Flashcards in Carcinoma of the pancreas Deck (30):
What is the most common pancreatic neoplasm?
90% are ductal adenocarcinomas
What are the major risk factors for pancreatic cancer?
Cigarette smoking (2-3x)
Chronic pancreatitis (10-15x)
Hereditary pancreatitis (50x)
Why is pancreatic cancer so lethal?
1. Early diagnosis is rare. No screening methods, of diagnostic tumor marker
What determines the resectability of the pancreas?
Extension into portal vein/SMA/Nerves. Local involvement of spleen, adrenals, vertebral column, colon stomach
-->Perineural invasion is especially common in pancreatic carcinoma
What is a PanIN tumor?
Non-invasive epithelial neoplasm arising in the pancreatic ducts. Usually with varying amounts of mucin and cytologic changes.
It's a carcinoma in situ with high rate of progression
What size ducts do PanINs show up in?
ducts <5 mm in diameter
What tumor markers are seen in PanIN-1?
p53 and BRCA2 mutations. This is why there are MULTIPLE mutations at the time of diagnosis
What might give you a false positive for pancreatic cancer?
Cystic masses are often benign
Pancreatitis (esp autoimmune) can mimic pancreatic cancer
What are three main types of benign excorine tumors?
1. serous cystadenoma
2. Mucinous cystadenoma
3. Intraductal papillary-mucinous adenoma
What type of neoplasm has a good prognosis when resected?
Intraductal papillary-mucinous neoplasm (IPMN)
What kind of neoplasm would you see in a child?
pancreatoblastoma. 5 year survival of 60%
What type of pancreatic cancer would you see in a teenage or young woman?
pseudopapillary neoplasm: excision=cure usually
What types of patients will have mucinous cystic neoplasms of the pancreas?
middle aged women. Very rare in men. 10-20% are malignant.
At what age does ductal adenocarcinoma present?
median age 66. Uncommon under the age of 50. It is BAD NEWS BEARS
Can you tell apart masses/cysts/neoplasms by imagin?
No. A histological diagnosis is important. Also, the many different types of neoplasms are treated differently.
What are the signs you would see in cancer in the head of the pancreas?
weight loss, jauncdice, pain, anorexia
What is different about cancer in the body/tail of the pancreas?
Jaundice is RARE
What would you use to diagnose pancreatic cancer?
CT: staging info
ERCP: obtains tissue for biopsy
Serum tumor marker CA 19-9: Prognostic utility
Ultrasound: rule out gallstones and biliary ductal dilation
What percentage of pts present with resectable disease?
25% of pancreatic cancer patients.
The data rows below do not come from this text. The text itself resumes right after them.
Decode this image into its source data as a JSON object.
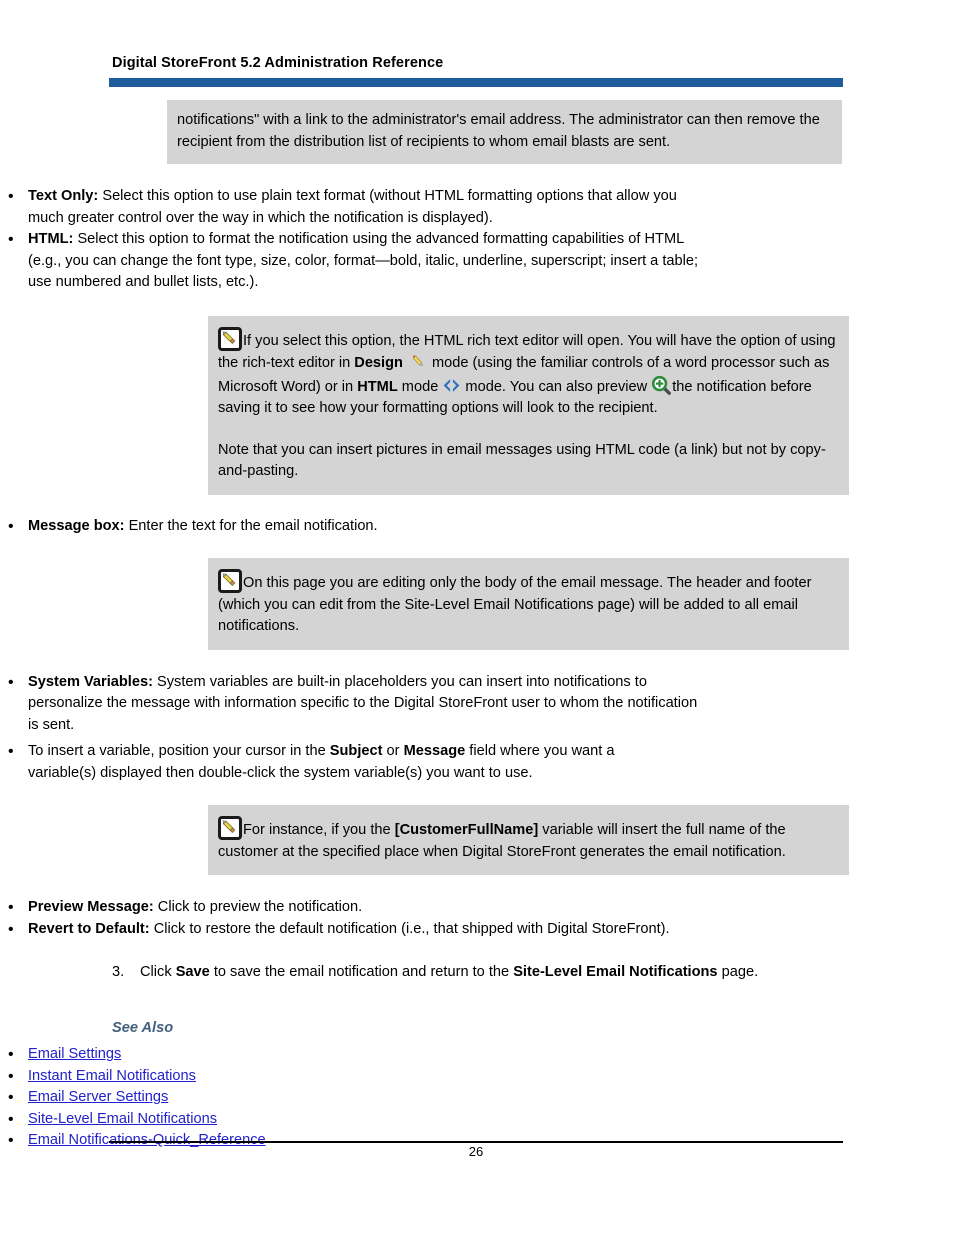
{
  "header": {
    "title": "Digital StoreFront 5.2 Administration Reference",
    "rule_color": "#1F5C9E"
  },
  "colors": {
    "note_box_background": "#D4D4D4",
    "link": "#2222CC",
    "see_also_heading": "#44607C",
    "accent_bar": "#1F5C9E"
  },
  "intro_note": {
    "text": "notifications\" with a link to the administrator's email address. The administrator can then remove the recipient from the distribution list of recipients to whom email blasts are sent."
  },
  "option_bullets": [
    {
      "term": "Text Only:",
      "text": " Select this option to use plain text format (without HTML formatting options that allow you much greater control over the way in which the notification is displayed)."
    },
    {
      "term": "HTML:",
      "text": " Select this option to format the notification using the advanced formatting capabilities of HTML (e.g., you can change the font type, size, color, format—bold, italic, underline, superscript; insert a table; use numbered and bullet lists, etc.)."
    }
  ],
  "note_html_editor": {
    "icon": "note-pencil-icon",
    "p1_part1": "If you select this option, the HTML rich text editor will open. You will have the option of using the rich-text editor in ",
    "p1_design_label": "Design",
    "design_icon": "design-pencil-icon",
    "p1_part2": " mode  (using the familiar controls of a word processor such as Microsoft Word) or in ",
    "p1_html_label": "HTML",
    "html_icon": "code-brackets-icon",
    "p1_part3": " mode ",
    "p1_part4": " mode. You can also preview ",
    "preview_icon": "magnifier-plus-icon",
    "p1_part5": "the notification before saving it to see how your formatting options will look to the recipient.",
    "p2": "Note that you can insert pictures in email messages using HTML code (a link) but not by copy-and-pasting."
  },
  "message_box_bullet": {
    "term": "Message box:",
    "text": " Enter the text for the email notification."
  },
  "note_message_body": {
    "icon": "note-pencil-icon",
    "text": "On this page you are editing only the body of the email message. The header and footer (which you can edit from the Site-Level Email Notifications page) will be added to all email notifications."
  },
  "system_variables_bullet": {
    "term": "System Variables:",
    "text": " System variables are built-in placeholders you can insert into notifications to personalize the message with information specific to the Digital StoreFront user to whom the notification is sent."
  },
  "system_variables_subbullet": {
    "part1": "To insert a variable, position your cursor in the ",
    "bold1": "Subject",
    "part2": " or ",
    "bold2": "Message",
    "part3": " field where you want a variable(s) displayed then double-click the system variable(s) you want to use."
  },
  "note_customer_variable": {
    "icon": "note-pencil-icon",
    "part1": "For instance, if you the ",
    "variable": "[CustomerFullName]",
    "part2": " variable will insert the full name of the customer at the specified place when Digital StoreFront generates the email notification."
  },
  "action_bullets": [
    {
      "term": "Preview Message:",
      "text": " Click to preview the notification."
    },
    {
      "term": "Revert to Default:",
      "text": " Click to restore the default notification (i.e., that shipped with Digital StoreFront)."
    }
  ],
  "step_three": {
    "number": "3.",
    "part1": "Click ",
    "bold1": "Save",
    "part2": " to save the email notification and return to the ",
    "bold2": "Site-Level Email Notifications",
    "part3": " page."
  },
  "see_also": {
    "heading": "See Also",
    "links": [
      "Email Settings",
      "Instant Email Notifications",
      "Email Server Settings",
      "Site-Level Email Notifications",
      "Email Notifications-Quick_Reference"
    ]
  },
  "footer": {
    "page_number": "26"
  },
  "bullet_glyph": "•"
}
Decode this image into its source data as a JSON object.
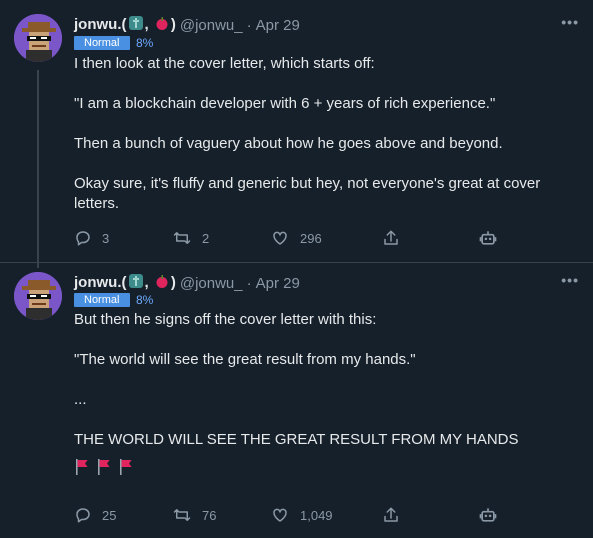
{
  "tweets": [
    {
      "display_name": "jonwu.(",
      "display_name_tail": ",",
      "display_name_end": ")",
      "handle": "@jonwu_",
      "dot": "·",
      "date": "Apr 29",
      "badge": "Normal",
      "percent": "8%",
      "paragraphs": [
        "I then look at the cover letter, which starts off:",
        "\"I am a blockchain developer with 6 + years of rich experience.\"",
        "Then a bunch of vaguery about how he goes above and beyond.",
        "Okay sure, it's fluffy and generic but hey, not everyone's great at cover letters."
      ],
      "replies": "3",
      "retweets": "2",
      "likes": "296"
    },
    {
      "display_name": "jonwu.(",
      "display_name_tail": ",",
      "display_name_end": ")",
      "handle": "@jonwu_",
      "dot": "·",
      "date": "Apr 29",
      "badge": "Normal",
      "percent": "8%",
      "paragraphs": [
        "But then he signs off the cover letter with this:",
        "\"The world will see the great result from my hands.\"",
        "...",
        "THE WORLD WILL SEE THE GREAT RESULT FROM MY HANDS"
      ],
      "flags": [
        "red-flag-icon",
        "red-flag-icon",
        "red-flag-icon"
      ],
      "replies": "25",
      "retweets": "76",
      "likes": "1,049"
    }
  ],
  "icons": {
    "more": "more-icon",
    "reply": "reply-icon",
    "retweet": "retweet-icon",
    "like": "heart-icon",
    "share": "share-icon",
    "bot": "robot-icon",
    "emoji_1": "statue-of-liberty-icon",
    "emoji_2": "apple-icon"
  },
  "colors": {
    "background": "#15202b",
    "text": "#e7e9ea",
    "muted": "#8b98a5",
    "badge": "#4a90e2",
    "flag": "#e0245e"
  }
}
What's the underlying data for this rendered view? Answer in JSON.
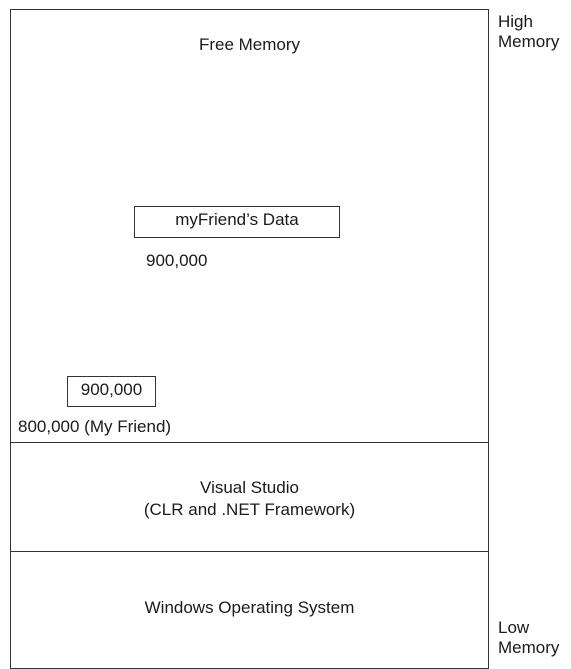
{
  "regions": {
    "free_memory": "Free Memory",
    "visual_studio_line1": "Visual Studio",
    "visual_studio_line2": "(CLR and .NET Framework)",
    "windows_os": "Windows Operating System"
  },
  "heap_object": {
    "label": "myFriend’s Data",
    "address": "900,000"
  },
  "stack_variable": {
    "value": "900,000",
    "address_label": "800,000 (My Friend)"
  },
  "side_labels": {
    "high_line1": "High",
    "high_line2": "Memory",
    "low_line1": "Low",
    "low_line2": "Memory"
  }
}
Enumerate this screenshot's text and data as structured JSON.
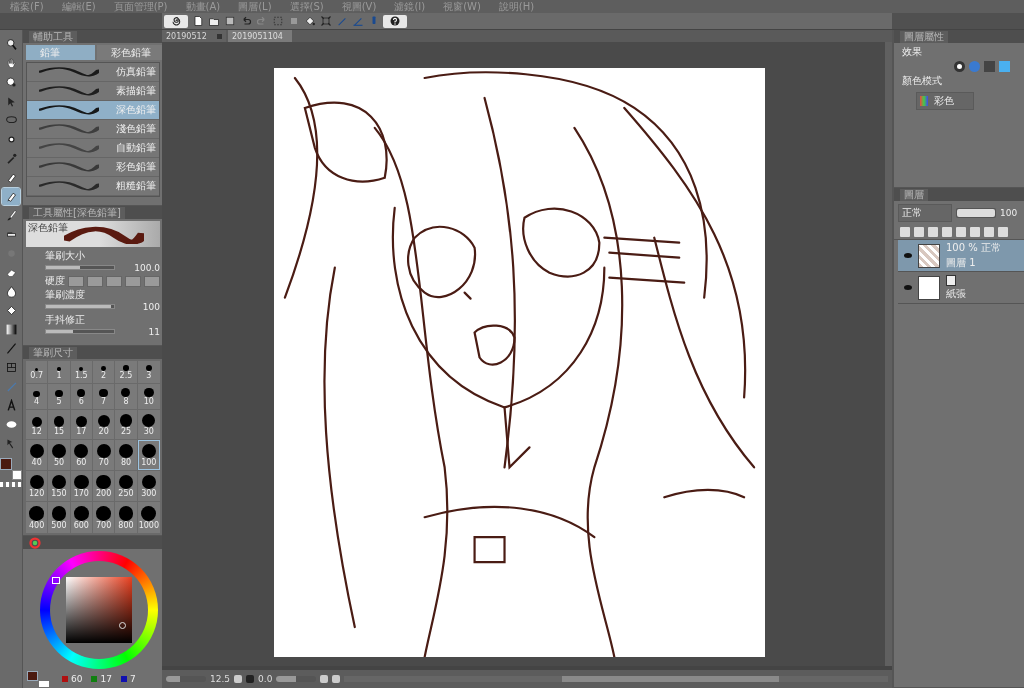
{
  "menu": [
    "檔案(F)",
    "編輯(E)",
    "頁面管理(P)",
    "動畫(A)",
    "圖層(L)",
    "選擇(S)",
    "視圖(V)",
    "濾鏡(I)",
    "視窗(W)",
    "說明(H)"
  ],
  "command_bar": [
    {
      "kind": "spiral"
    },
    {
      "kind": "new"
    },
    {
      "kind": "open"
    },
    {
      "kind": "save"
    },
    {
      "kind": "undo"
    },
    {
      "kind": "redo"
    },
    {
      "kind": "dots"
    },
    {
      "kind": "square"
    },
    {
      "kind": "bucket"
    },
    {
      "kind": "transform"
    },
    {
      "kind": "pen-a"
    },
    {
      "kind": "pen-b"
    },
    {
      "kind": "pen-c"
    },
    {
      "kind": "help"
    }
  ],
  "document_tabs": [
    {
      "label": "20190512",
      "selected": false
    },
    {
      "label": "2019051104",
      "selected": true
    }
  ],
  "tools": [
    {
      "kind": "zoom",
      "selected": false
    },
    {
      "kind": "hand",
      "selected": false
    },
    {
      "kind": "eyedropper",
      "selected": false
    },
    {
      "kind": "move",
      "selected": false
    },
    {
      "kind": "lasso",
      "selected": false
    },
    {
      "kind": "wand",
      "selected": false
    },
    {
      "kind": "pipette",
      "selected": false
    },
    {
      "kind": "pen",
      "selected": false
    },
    {
      "kind": "pencil",
      "selected": true
    },
    {
      "kind": "brush",
      "selected": false
    },
    {
      "kind": "airbrush",
      "selected": false
    },
    {
      "kind": "blend",
      "selected": false
    },
    {
      "kind": "eraser",
      "selected": false
    },
    {
      "kind": "drop",
      "selected": false
    },
    {
      "kind": "fill",
      "selected": false
    },
    {
      "kind": "gradient",
      "selected": false
    },
    {
      "kind": "line",
      "selected": false
    },
    {
      "kind": "frame",
      "selected": false
    },
    {
      "kind": "ruler",
      "selected": false
    },
    {
      "kind": "text",
      "selected": false
    },
    {
      "kind": "balloon",
      "selected": false
    },
    {
      "kind": "correct",
      "selected": false
    }
  ],
  "sub_tool": {
    "title": "輔助工具",
    "groups": [
      {
        "label": "鉛筆",
        "selected": true
      },
      {
        "label": "彩色鉛筆",
        "selected": false
      }
    ],
    "brushes": [
      {
        "name": "仿真鉛筆",
        "selected": false
      },
      {
        "name": "素描鉛筆",
        "selected": false
      },
      {
        "name": "深色鉛筆",
        "selected": true
      },
      {
        "name": "淺色鉛筆",
        "selected": false
      },
      {
        "name": "自動鉛筆",
        "selected": false
      },
      {
        "name": "彩色鉛筆",
        "selected": false
      },
      {
        "name": "粗糙鉛筆",
        "selected": false
      }
    ]
  },
  "tool_property": {
    "title": "工具屬性[深色鉛筆]",
    "preview_label": "深色鉛筆",
    "settings": [
      {
        "kind": "slider",
        "label": "筆刷大小",
        "value": "100.0",
        "level": 0.5
      },
      {
        "kind": "hardness",
        "label": "硬度"
      },
      {
        "kind": "slider",
        "label": "筆刷濃度",
        "value": "100",
        "level": 0.95
      },
      {
        "kind": "slider",
        "label": "手抖修正",
        "value": "11",
        "level": 0.4
      }
    ]
  },
  "brush_size": {
    "title": "筆刷尺寸",
    "sizes": [
      {
        "label": "0.7",
        "selected": false
      },
      {
        "label": "1",
        "selected": false
      },
      {
        "label": "1.5",
        "selected": false
      },
      {
        "label": "2",
        "selected": false
      },
      {
        "label": "2.5",
        "selected": false
      },
      {
        "label": "3",
        "selected": false
      },
      {
        "label": "4",
        "selected": false
      },
      {
        "label": "5",
        "selected": false
      },
      {
        "label": "6",
        "selected": false
      },
      {
        "label": "7",
        "selected": false
      },
      {
        "label": "8",
        "selected": false
      },
      {
        "label": "10",
        "selected": false
      },
      {
        "label": "12",
        "selected": false
      },
      {
        "label": "15",
        "selected": false
      },
      {
        "label": "17",
        "selected": false
      },
      {
        "label": "20",
        "selected": false
      },
      {
        "label": "25",
        "selected": false
      },
      {
        "label": "30",
        "selected": false
      },
      {
        "label": "40",
        "selected": false
      },
      {
        "label": "50",
        "selected": false
      },
      {
        "label": "60",
        "selected": false
      },
      {
        "label": "70",
        "selected": false
      },
      {
        "label": "80",
        "selected": false
      },
      {
        "label": "100",
        "selected": true
      },
      {
        "label": "120",
        "selected": false
      },
      {
        "label": "150",
        "selected": false
      },
      {
        "label": "170",
        "selected": false
      },
      {
        "label": "200",
        "selected": false
      },
      {
        "label": "250",
        "selected": false
      },
      {
        "label": "300",
        "selected": false
      },
      {
        "label": "400",
        "selected": false
      },
      {
        "label": "500",
        "selected": false
      },
      {
        "label": "600",
        "selected": false
      },
      {
        "label": "700",
        "selected": false
      },
      {
        "label": "800",
        "selected": false
      },
      {
        "label": "1000",
        "selected": false
      }
    ]
  },
  "color_wheel": {
    "rgb": [
      "60",
      "17",
      "7"
    ]
  },
  "layer_property": {
    "title": "圖層屬性",
    "effect_label": "效果",
    "color_mode_label": "顏色模式",
    "color_mode": "彩色"
  },
  "layers": {
    "title": "圖層",
    "blend_mode": "正常",
    "opacity_slider": {
      "level": 1
    },
    "opacity": "100",
    "items": [
      {
        "mode": "100 % 正常",
        "name": "圖層 1",
        "visible": true,
        "selected": true,
        "kind": "raster"
      },
      {
        "name": "紙張",
        "visible": true,
        "selected": false,
        "kind": "paper"
      }
    ]
  },
  "status_bar": {
    "zoom_slider": {
      "level": 0.35
    },
    "zoom": "12.5",
    "angle": "0.0",
    "rotate_slider": {
      "level": 0.5
    }
  }
}
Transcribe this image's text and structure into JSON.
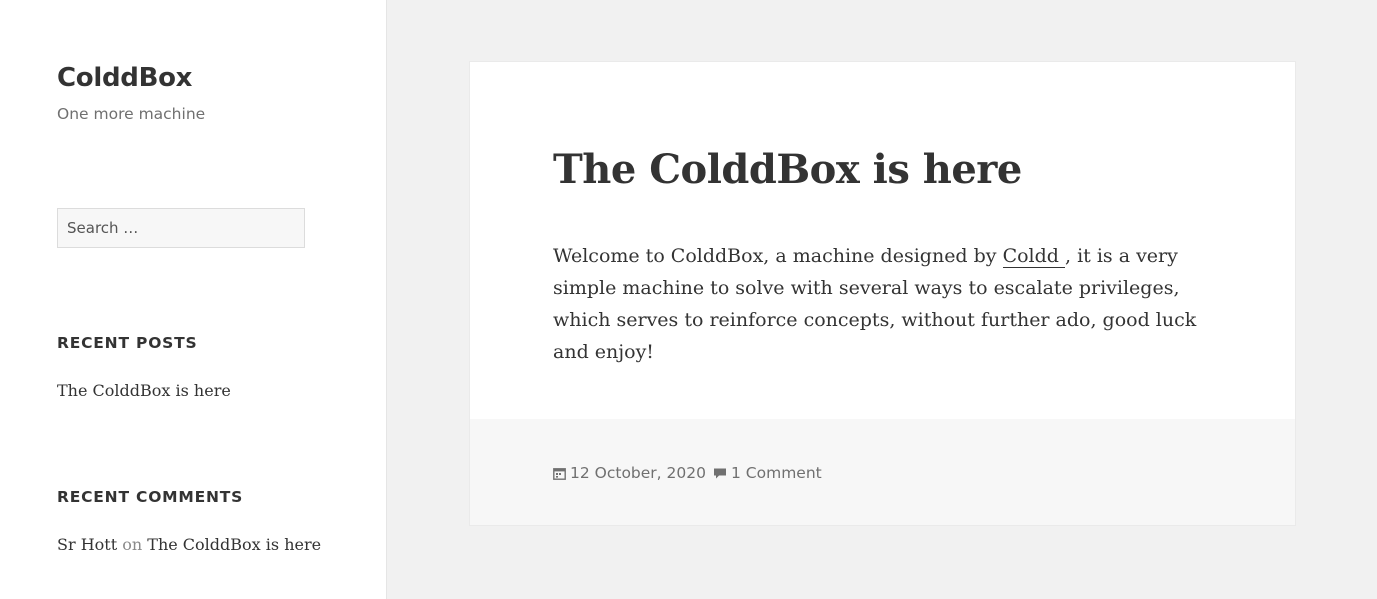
{
  "site": {
    "title": "ColddBox",
    "description": "One more machine"
  },
  "search": {
    "placeholder": "Search …"
  },
  "widgets": {
    "recent_posts": {
      "title": "RECENT POSTS",
      "items": [
        "The ColddBox is here"
      ]
    },
    "recent_comments": {
      "title": "RECENT COMMENTS",
      "items": [
        {
          "author": "Sr Hott",
          "connector": "on",
          "post": "The ColddBox is here"
        }
      ]
    }
  },
  "post": {
    "title": "The ColddBox is here",
    "content": {
      "before_link": "Welcome to ColddBox, a machine designed by ",
      "link_text": "Coldd ",
      "after_link": ", it is a very simple machine to solve with several ways to escalate privileges, which serves to reinforce concepts, without further ado, good luck and enjoy!"
    },
    "meta": {
      "date": "12 October, 2020",
      "date_icon": "calendar-icon",
      "comments": "1 Comment",
      "comments_icon": "comment-bubble-icon"
    }
  },
  "colors": {
    "background": "#f1f1f1",
    "panel": "#ffffff",
    "text": "#333333",
    "muted": "#707070",
    "footer": "#f7f7f7"
  }
}
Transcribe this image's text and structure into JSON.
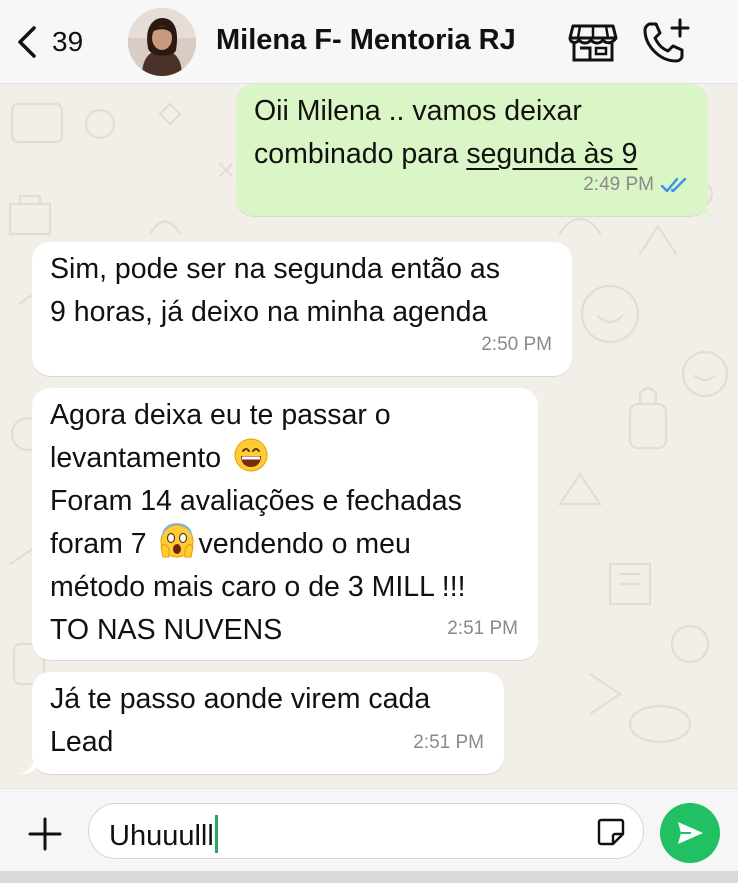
{
  "header": {
    "back_count": "39",
    "contact_name": "Milena F- Mentoria RJ",
    "icons": [
      "chevron-left-icon",
      "store-icon",
      "add-call-icon"
    ]
  },
  "messages": [
    {
      "direction": "outgoing",
      "lines": [
        "Oii Milena .. vamos deixar",
        "combinado para "
      ],
      "link_text": "segunda às 9",
      "time": "2:49 PM",
      "status": "read"
    },
    {
      "direction": "incoming",
      "lines": [
        "Sim, pode ser na segunda então as",
        "9 horas, já deixo na minha agenda"
      ],
      "time": "2:50 PM"
    },
    {
      "direction": "incoming",
      "lines": [
        "Agora deixa eu te passar o",
        "levantamento",
        "Foram 14 avaliações e fechadas",
        "foram 7",
        "vendendo o meu",
        "método mais caro o de 3 MILL !!!",
        "TO NAS NUVENS"
      ],
      "emojis": [
        "grinning-face-icon",
        "screaming-face-icon"
      ],
      "time": "2:51 PM"
    },
    {
      "direction": "incoming",
      "lines": [
        "Já te passo aonde virem cada",
        "Lead"
      ],
      "time": "2:51 PM"
    }
  ],
  "composer": {
    "value": "Uhuuulll",
    "icons": [
      "plus-icon",
      "sticker-icon",
      "send-icon"
    ]
  },
  "colors": {
    "outgoing_bubble": "#dbf6c6",
    "incoming_bubble": "#ffffff",
    "wallpaper": "#f2efe8",
    "send_button": "#21c063",
    "read_ticks": "#3a91e6"
  }
}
These patients do NOT have distant mets or mesenteric vessel involvement, with a fat plane buffer between the tumor an the SMA/celiac/PV/SMV
YOU CANNOT RESECT the SMA!
How do you tell if a pt is resectable?
What are the palliative measures we can use in pancreatic cancer if mets seen?
biliary obstruction: stent
Celiac plexus nerve block for pain
What procedure do you use if a tumor is in the head of the pancreas? in the tail?
Head: Pancreaticoduodenectomy: Whipple
Tail: Distal pancreatectomy
What are complications from the whipple?
1. Leaks from pancreaticojejunostomy
3. Poor gastric emptying
In resected patients, how many will be alive 5 years later?
What can we do to prevent recurrence?
Even better is NEOADJUVANT XRT, which abolishes local recurrences
Why does neoadjuvant therapy work? Whats the rationale?
1. Allows manifestation of distant metastases
2. Allows unresectable patients to become resectable through tumor shrinkage
What chemo do we use?